Medbh said...

I've never been there, Nick, because all the people I know who've been there seem to go for the herbal refreshment. Mr. M and I don't smoke it, so there's no appeal.
The Anne Frank house might make it worth the visit. Most girls read that growing up and shudder. I saw that there were newly discovered photographs of her and additional papers.

Nick said...

Having tried a drug or two in my youth when they were just starting to be fashionable, and not getting much out of it, I'm not interested in that side of Amsterdam either. Nor the red light district, as I've moved to the rather hard-line position that prostitution does far more harm than good and should be entirely banned.

Gaye said...

Thank you for sharing your experiences in Amsterdam. I hope it was a nice break for you and Jenny. I would love to see especially Anne Frank museum. I cry too easily though, I'd probably just ball my eyes out and make everyone else quite worried that she was my great great auntie or some other relative.

Nick said...

I don't think you'd be out of place. I wouldn't be surprised if quite a lot of the visitors had relatives who died in the concentration camps or were otherwise crushed by the Nazis.

bye bye bellulah said...

Have had 2 short breaks in Amsterdam, firstly as a student in a Youth Hotel, more recently in one of the swishest places at a work conference. Got the same impression both time. It felt like a theme park for adults (not an 'adult' theme park).
I would definitely go back again because it was just such an easy place to be, and I don't drink much or smoke or do drugs.

Finally though, something you've said that I disagree with! ;)
'Prostitution should be banned'.

Wisewebwoman said...

Yes Nick, that would be my only desire in going there too, to see the A.F. museum. You made me smile, though, as my father was fond of the place and used to send me these tongue-in-cheek postcards about how astonishingly friendly these Amsterdam women were, he was always being invited into tea and the welcome lights were always an interesting red shade. My father was such a strait-laced kind of guy it made it all the funnier.

Conortje said...

I feel like I should stick up for the place now. The whole drugs and prostitution thing is really only for the toursists. The Dutch tend not to smoke pot themselves - or at least those that I know. It's just not a big deal. All you have to do though is walk two streets away from that and you can discover the real city. Amsterdam has an awful lot to offer, you just need to get off the beaten track to find it. The Anne Frank house is moving indeed but you can feel that spirit and history all over the town (and country) - or at least I can. Mind you I've had years to get to know the place not just a weekend:-)

Nick said...

Bell - I wouldn't have said a theme park, but definitely an easy place to be, as you say. Must explain my prostitution stance some time....

www - love your dad's description of the red light district. Didn't bother to go there as I lived in two RLDs when I was in London. But they tell me the transvestites look uncannily female.

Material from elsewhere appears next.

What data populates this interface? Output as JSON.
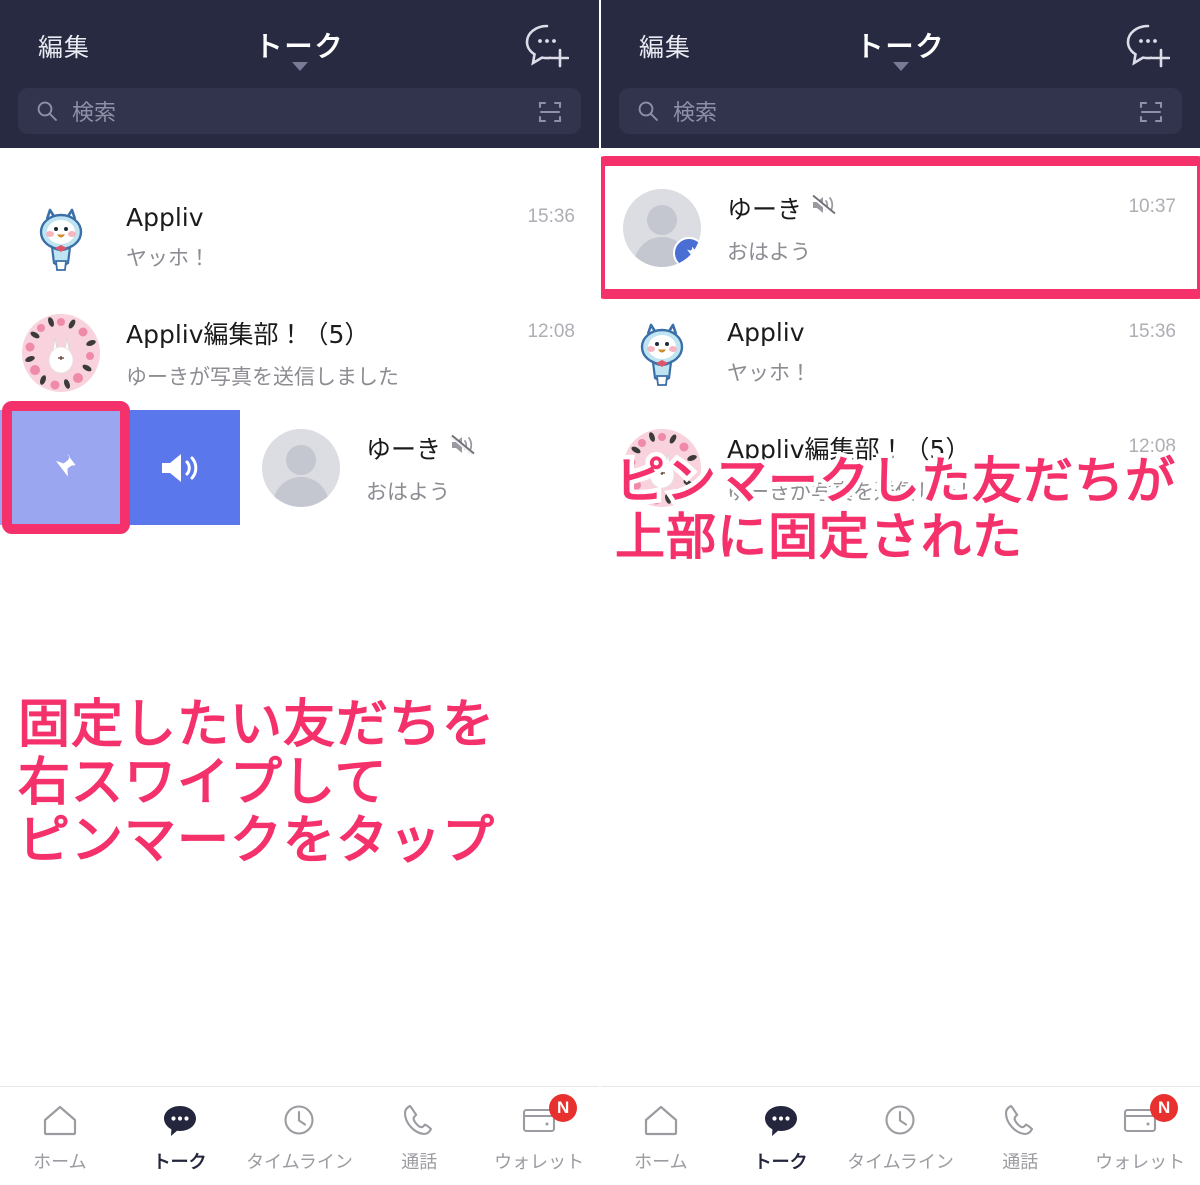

Con - yes I suspected that was all tourist stuff. And yes I'm sure there are all sorts of hidden delights that only the locals know about and never get into the official guides.